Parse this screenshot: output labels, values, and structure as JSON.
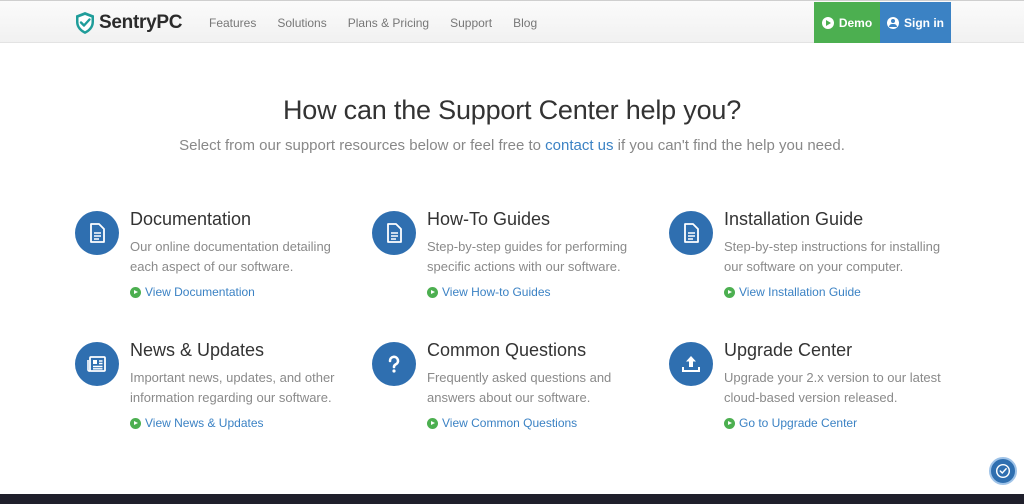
{
  "header": {
    "brand": "SentryPC",
    "nav": [
      "Features",
      "Solutions",
      "Plans & Pricing",
      "Support",
      "Blog"
    ],
    "demo_label": "Demo",
    "signin_label": "Sign in"
  },
  "hero": {
    "title": "How can the Support Center help you?",
    "sub_before": "Select from our support resources below or feel free to ",
    "sub_link": "contact us",
    "sub_after": " if you can't find the help you need."
  },
  "cards": [
    {
      "title": "Documentation",
      "desc": "Our online documentation detailing each aspect of our software.",
      "link": "View Documentation",
      "icon": "document-icon"
    },
    {
      "title": "How-To Guides",
      "desc": "Step-by-step guides for performing specific actions with our software.",
      "link": "View How-to Guides",
      "icon": "document-icon"
    },
    {
      "title": "Installation Guide",
      "desc": "Step-by-step instructions for installing our software on your computer.",
      "link": "View Installation Guide",
      "icon": "document-icon"
    },
    {
      "title": "News & Updates",
      "desc": "Important news, updates, and other information regarding our software.",
      "link": "View News & Updates",
      "icon": "newspaper-icon"
    },
    {
      "title": "Common Questions",
      "desc": "Frequently asked questions and answers about our software.",
      "link": "View Common Questions",
      "icon": "question-icon"
    },
    {
      "title": "Upgrade Center",
      "desc": "Upgrade your 2.x version to our latest cloud-based version released.",
      "link": "Go to Upgrade Center",
      "icon": "upload-icon"
    }
  ],
  "colors": {
    "accent_blue": "#3b82c4",
    "demo_green": "#4caf50",
    "icon_circle": "#2f6fb0"
  }
}
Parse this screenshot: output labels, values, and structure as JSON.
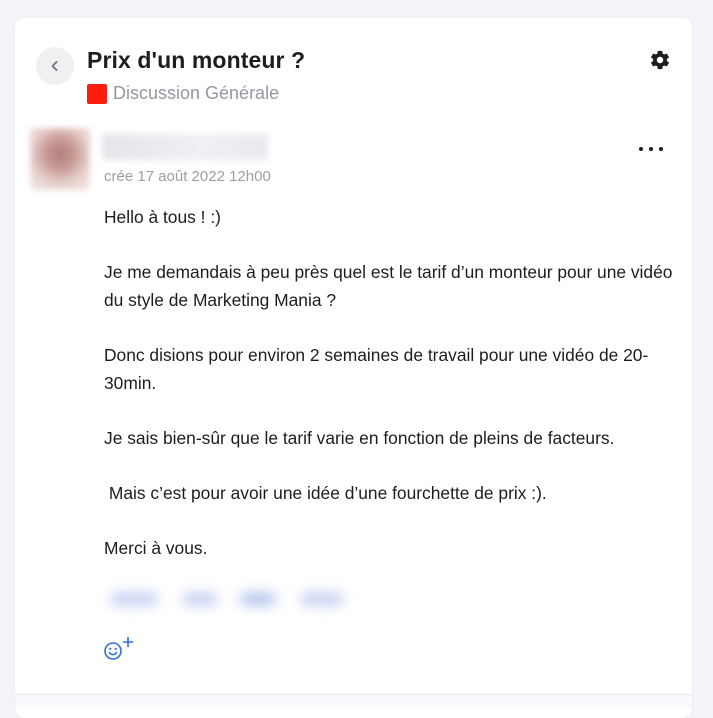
{
  "topic": {
    "title": "Prix d'un monteur ?",
    "category": {
      "label": "Discussion Générale",
      "color": "#ff1d0e"
    }
  },
  "post": {
    "created_label": "crée 17 août 2022 12h00",
    "paragraphs": [
      "Hello à tous ! :)",
      "Je me demandais à peu près quel est le tarif d’un monteur pour une vidéo du style de Marketing Mania ?",
      "Donc disions pour environ 2 semaines de travail pour une vidéo de 20-30min.",
      "Je sais bien-sûr que le tarif varie en fonction de pleins de facteurs.",
      " Mais c’est pour avoir une idée d’une fourchette de prix :).",
      "Merci à vous."
    ]
  },
  "icons": {
    "back": "chevron-left-icon",
    "settings": "gear-icon",
    "more": "more-horizontal-icon",
    "add_reaction": "smiley-plus-icon"
  },
  "colors": {
    "accent": "#2f6fe0",
    "text": "#1b1d21",
    "muted": "#9a9ea6"
  }
}
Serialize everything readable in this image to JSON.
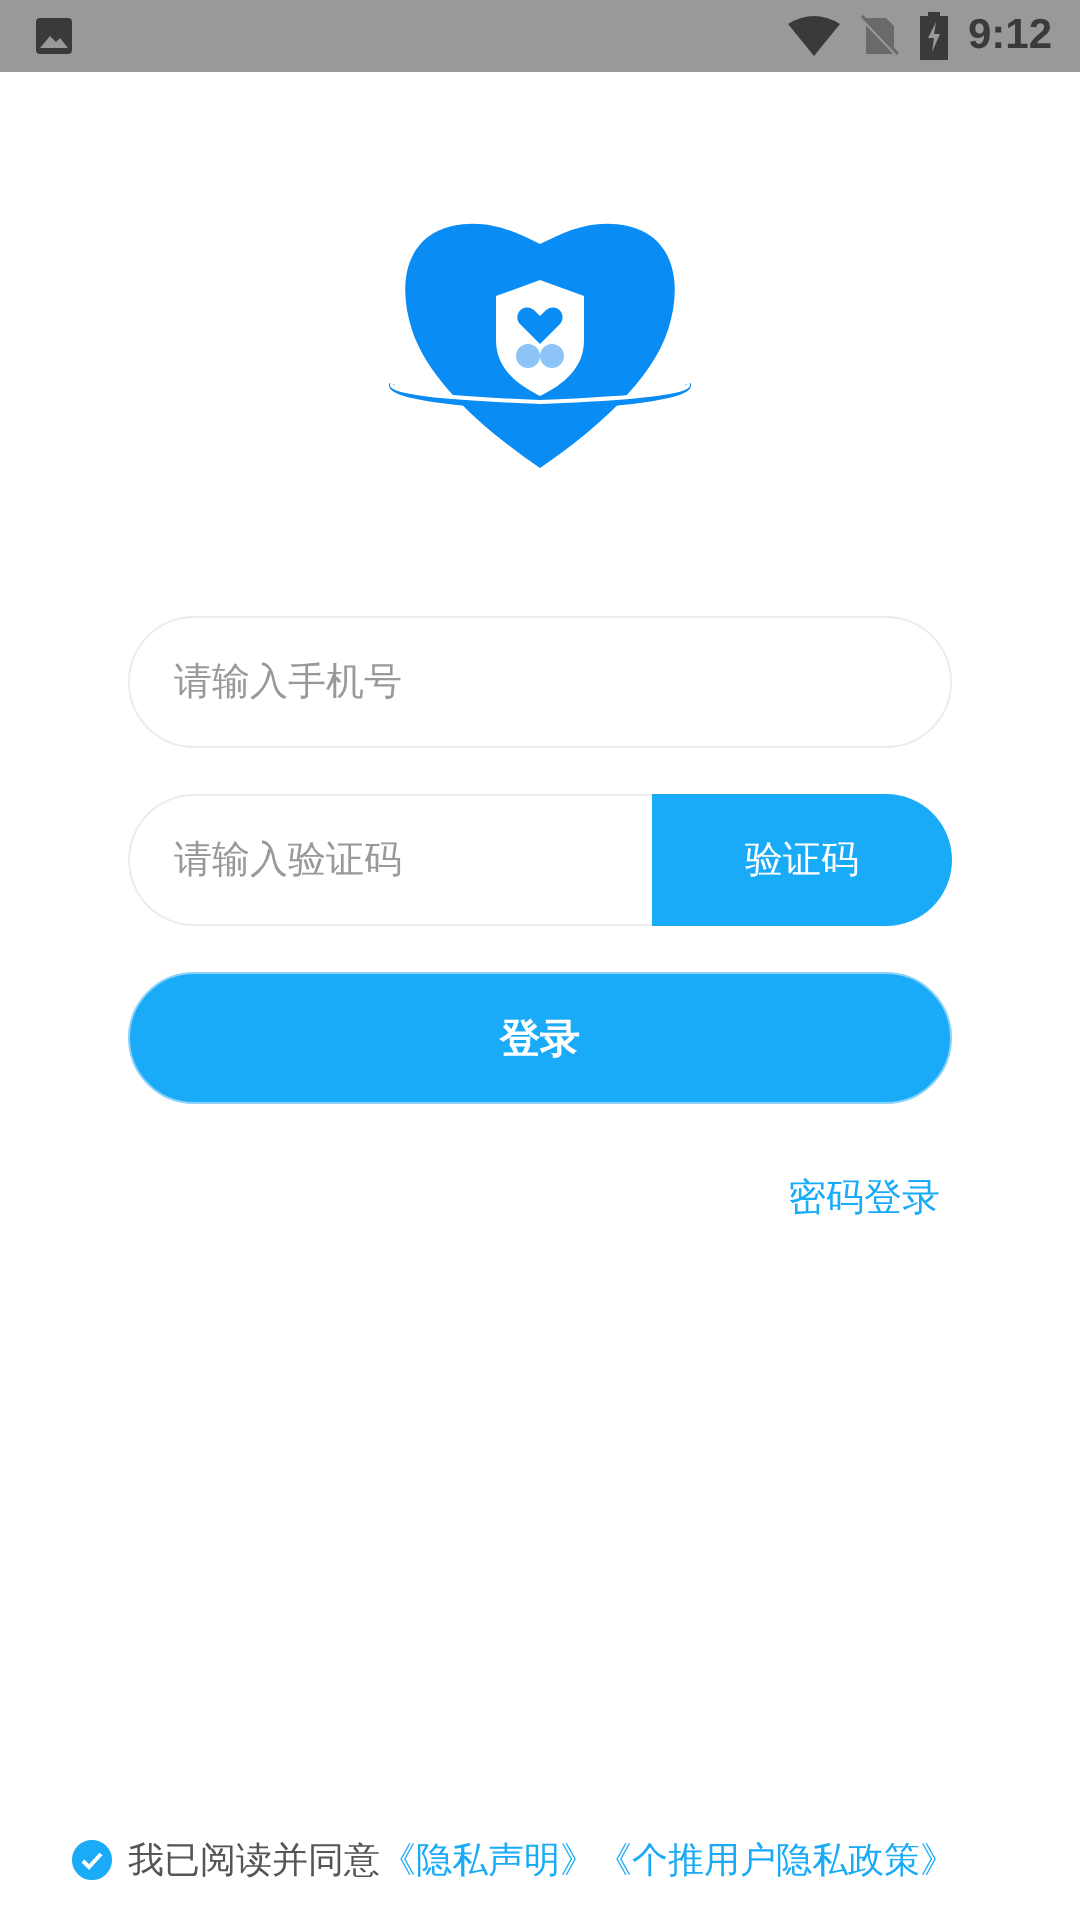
{
  "status_bar": {
    "time": "9:12"
  },
  "phone_field": {
    "placeholder": "请输入手机号"
  },
  "code_field": {
    "placeholder": "请输入验证码"
  },
  "code_button": "验证码",
  "login_button": "登录",
  "password_login_link": "密码登录",
  "agreement": {
    "checked": true,
    "text": "我已阅读并同意",
    "links": [
      "《隐私声明》",
      "《个推用户隐私政策》"
    ]
  }
}
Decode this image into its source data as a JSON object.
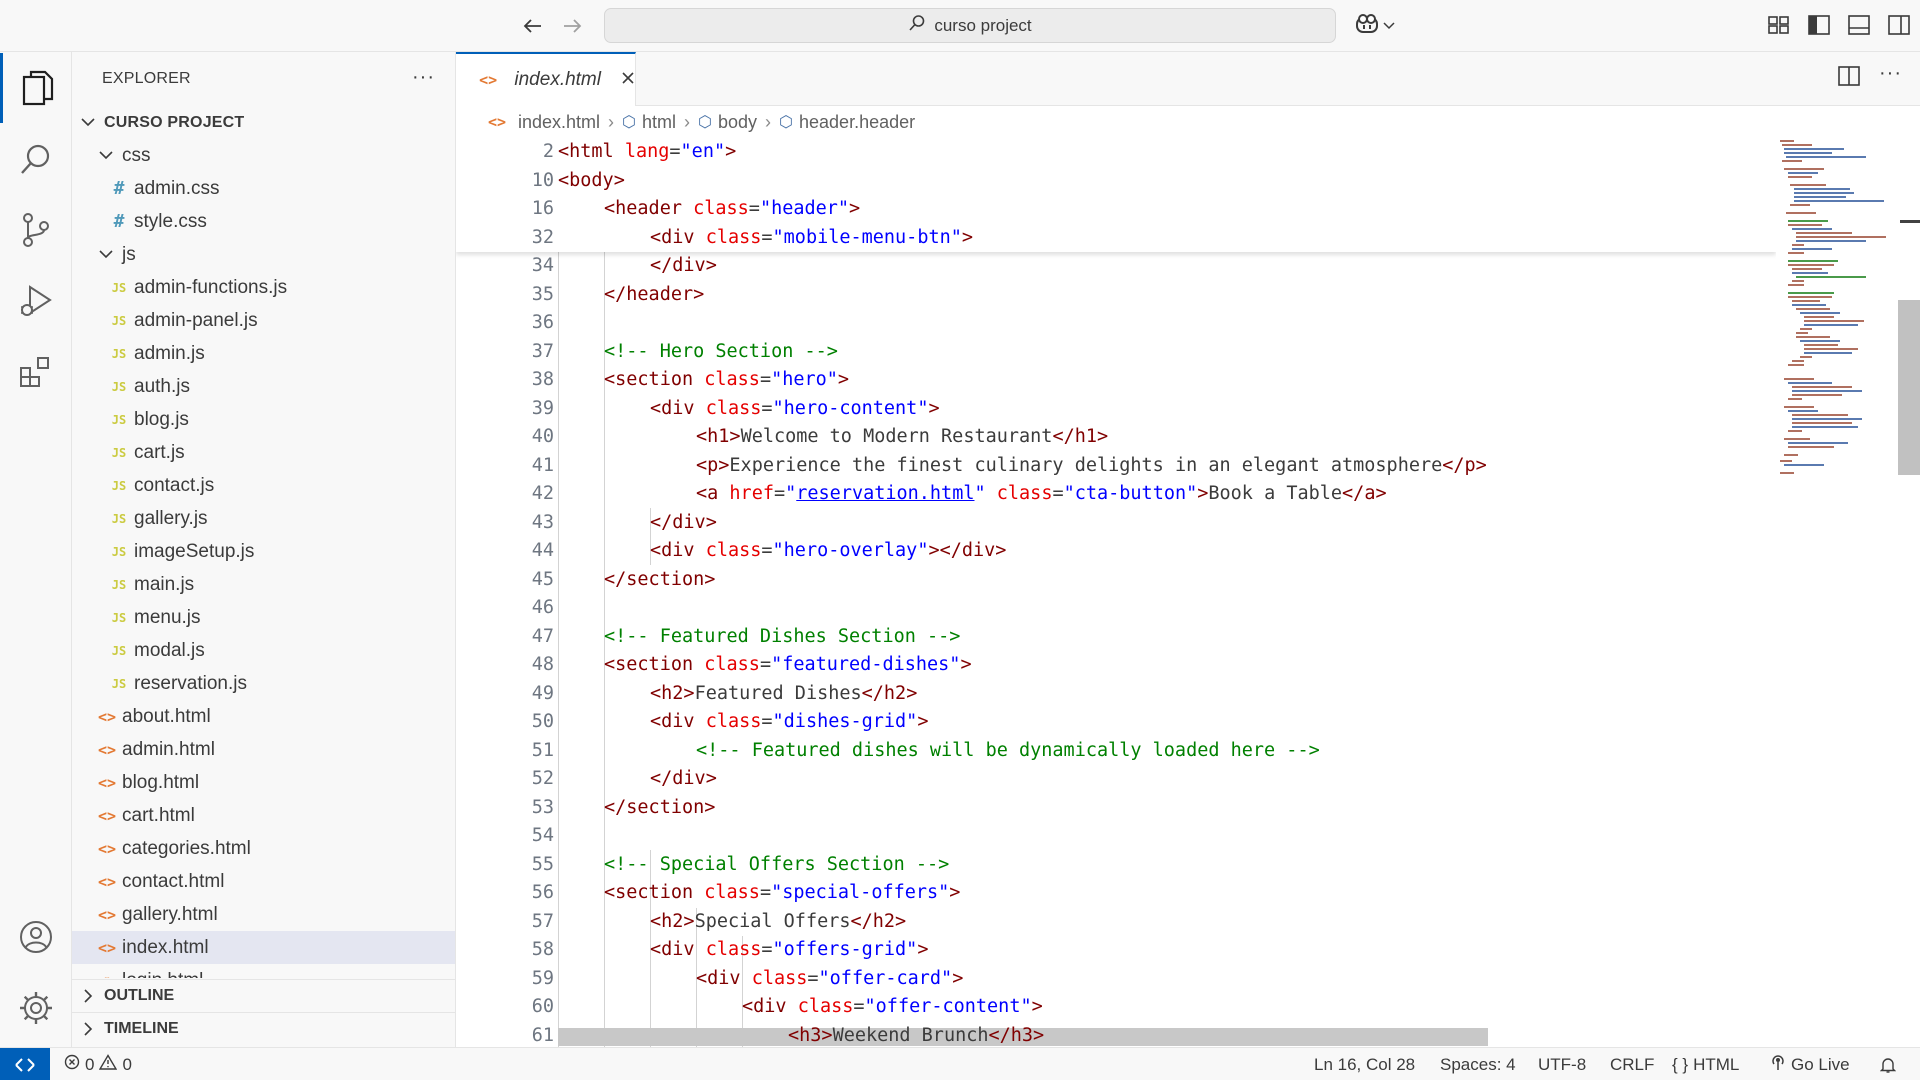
{
  "titlebar": {
    "search_text": "curso project"
  },
  "activity": {
    "items": [
      "explorer",
      "search",
      "source-control",
      "run-debug",
      "extensions",
      "accounts",
      "manage"
    ]
  },
  "sidebar": {
    "title": "EXPLORER",
    "more": "···",
    "root": "CURSO PROJECT",
    "folder_css": "css",
    "css_files": [
      "admin.css",
      "style.css"
    ],
    "folder_js": "js",
    "js_files": [
      "admin-functions.js",
      "admin-panel.js",
      "admin.js",
      "auth.js",
      "blog.js",
      "cart.js",
      "contact.js",
      "gallery.js",
      "imageSetup.js",
      "main.js",
      "menu.js",
      "modal.js",
      "reservation.js"
    ],
    "html_files": [
      "about.html",
      "admin.html",
      "blog.html",
      "cart.html",
      "categories.html",
      "contact.html",
      "gallery.html",
      "index.html",
      "login.html"
    ],
    "selected_file": "index.html",
    "outline": "OUTLINE",
    "timeline": "TIMELINE",
    "css_icon": "#",
    "js_icon": "JS",
    "html_icon": "<>"
  },
  "editor": {
    "tab_label": "index.html",
    "breadcrumb": [
      "index.html",
      "html",
      "body",
      "header.header"
    ],
    "sticky_numbers": [
      "2",
      "10",
      "16",
      "32"
    ],
    "line_numbers": [
      "34",
      "35",
      "36",
      "37",
      "38",
      "39",
      "40",
      "41",
      "42",
      "43",
      "44",
      "45",
      "46",
      "47",
      "48",
      "49",
      "50",
      "51",
      "52",
      "53",
      "54",
      "55",
      "56",
      "57",
      "58",
      "59",
      "60",
      "61"
    ]
  },
  "code": {
    "s2": [
      "<html",
      " lang",
      "=",
      "\"en\"",
      ">"
    ],
    "s10": "<body>",
    "s16": [
      "<header",
      " class",
      "=",
      "\"header\"",
      ">"
    ],
    "s32": [
      "<div",
      " class",
      "=",
      "\"mobile-menu-btn\"",
      ">"
    ],
    "l34": "</div>",
    "l35": "</header>",
    "l37": "<!-- Hero Section -->",
    "l38": [
      "<section",
      " class",
      "=",
      "\"hero\"",
      ">"
    ],
    "l39": [
      "<div",
      " class",
      "=",
      "\"hero-content\"",
      ">"
    ],
    "l40": [
      "<h1>",
      "Welcome to Modern Restaurant",
      "</h1>"
    ],
    "l41": [
      "<p>",
      "Experience the finest culinary delights in an elegant atmosphere",
      "</p>"
    ],
    "l42": [
      "<a",
      " href",
      "=",
      "\"",
      "reservation.html",
      "\"",
      " class",
      "=",
      "\"cta-button\"",
      ">",
      "Book a Table",
      "</a>"
    ],
    "l43": "</div>",
    "l44": [
      "<div",
      " class",
      "=",
      "\"hero-overlay\"",
      "></div>"
    ],
    "l45": "</section>",
    "l47": "<!-- Featured Dishes Section -->",
    "l48": [
      "<section",
      " class",
      "=",
      "\"featured-dishes\"",
      ">"
    ],
    "l49": [
      "<h2>",
      "Featured Dishes",
      "</h2>"
    ],
    "l50": [
      "<div",
      " class",
      "=",
      "\"dishes-grid\"",
      ">"
    ],
    "l51": "<!-- Featured dishes will be dynamically loaded here -->",
    "l52": "</div>",
    "l53": "</section>",
    "l55": "<!-- Special Offers Section -->",
    "l56": [
      "<section",
      " class",
      "=",
      "\"special-offers\"",
      ">"
    ],
    "l57": [
      "<h2>",
      "Special Offers",
      "</h2>"
    ],
    "l58": [
      "<div",
      " class",
      "=",
      "\"offers-grid\"",
      ">"
    ],
    "l59": [
      "<div",
      " class",
      "=",
      "\"offer-card\"",
      ">"
    ],
    "l60": [
      "<div",
      " class",
      "=",
      "\"offer-content\"",
      ">"
    ],
    "l61": [
      "<h3>",
      "Weekend Brunch",
      "</h3>"
    ]
  },
  "status": {
    "errors": "0",
    "warnings": "0",
    "position": "Ln 16, Col 28",
    "spaces": "Spaces: 4",
    "encoding": "UTF-8",
    "eol": "CRLF",
    "language_icon": "{ }",
    "language": "HTML",
    "golive": "Go Live"
  },
  "colors": {
    "accent": "#005fb8",
    "tag": "#800000",
    "attr": "#e50000",
    "value": "#0000ff",
    "comment": "#008000",
    "selected_row": "#e4e6f1"
  }
}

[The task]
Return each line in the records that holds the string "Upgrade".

[Task response]
      "title": "Upgrade Center",
      "desc": "Upgrade your 2.x version to our latest cloud-based version released.",
      "link": "Go to Upgrade Center",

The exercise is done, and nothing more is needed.